You might find yourself asking, where were the German carriers in World War II? Did Hitler have any? Well kind of.
Germany built an aircraft carrier during WWII and had three more planned. It was one of the biggest ships built during the war, but it was never deployed.
Here’s the story behind the Graf Zeppelin aircraft carrier:
You probably heard of the word Zeppelin, and the first thing that might come into mind are large airships, notably the famous Hindenburg.
However, this particular Zeppelin was unique. Named after Graf Ferdinand fone Zeppelin, the inventor of airships, this ship was to be the first WWII German aircraft carrier. Hitler had hoped that it would be one of the key factors to beat the Royal Navy, and dominating the seas.
In 1934, Hitler was aware that the German Navy isn’t as strong as the British. He figured that he needed to strengthen the Kriegsmarine, and new types of ships to be developed.
Plan Z was created to strengthen the presence of the Kriegsmarine in the Atlantic and the odds against the Royal Navy. It also listed aircraft carriers as one of the priorities, and four Graf Zeppelin carriers were planned to be built in total.
Instead of following the design of conventional aircraft carriers, the idea was to use heavy guns in the design. That way, the ship could defend itself against its enemies.
The ship’s main weaponry apart from the aircraft would have been 16 x 150 mm guns, the same ones used as secondary armaments in battleships like the Bismarck and Scharnhorst. Moreover, 12 heavy anti-air 105mm guns will also be accompanied by smaller 37 and 20mm AA guns.

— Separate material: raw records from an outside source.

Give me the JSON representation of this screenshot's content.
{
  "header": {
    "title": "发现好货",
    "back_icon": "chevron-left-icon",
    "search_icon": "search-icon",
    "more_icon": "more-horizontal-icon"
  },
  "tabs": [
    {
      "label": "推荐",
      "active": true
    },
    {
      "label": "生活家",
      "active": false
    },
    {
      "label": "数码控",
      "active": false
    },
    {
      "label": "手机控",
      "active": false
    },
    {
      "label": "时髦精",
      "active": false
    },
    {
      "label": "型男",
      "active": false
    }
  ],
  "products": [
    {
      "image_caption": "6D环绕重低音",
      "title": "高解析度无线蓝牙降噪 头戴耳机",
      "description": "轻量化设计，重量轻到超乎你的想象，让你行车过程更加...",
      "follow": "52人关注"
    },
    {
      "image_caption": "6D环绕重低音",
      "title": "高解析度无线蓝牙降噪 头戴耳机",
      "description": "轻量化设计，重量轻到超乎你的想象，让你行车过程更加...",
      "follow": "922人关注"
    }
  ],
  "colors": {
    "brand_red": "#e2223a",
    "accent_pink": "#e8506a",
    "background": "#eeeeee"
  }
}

This is much heavier firepower as compared to other WII aircraft carriers like the Japanese Akagi, and the Essex class.
The first ship of the series would have the same name if its class and launched in 1938, with the second aircraft carrier undergoing construction.
However, with the invasion of Norway in 1940, Nazi Germany found itself with a ton of beachside real estate to defend. As a result, all the work on carriers A and B was stopped. Moreover, its 15-centimeter guns were taken away to be mounted as a coastal defense in Norway. Moreover, its 10.5 cm flat cannons were also removed.
It was then decided that the B carrier was to be scrapped, the focus moving to the construction of more U-boats as they showed to be very effective in the war so far.
With the loss of the Bismarck and Scharnhorst, Germany decided to focus on U-boats, and the Zeppelin was moved to Stettin and left there to rot for another two years before it met its end.
At this point, the Red Army advanced fast. The Germans are aware of the fact that the war was lost. Thus, wanting to deprive the enemy of its beloved ship, they placed explosives and sunk it down into the depths of the ocean.
However, due to shallow waters, the carrier ended up being half-sunk. It was later towed by the Soviets and sunk in a training exercise in 1947.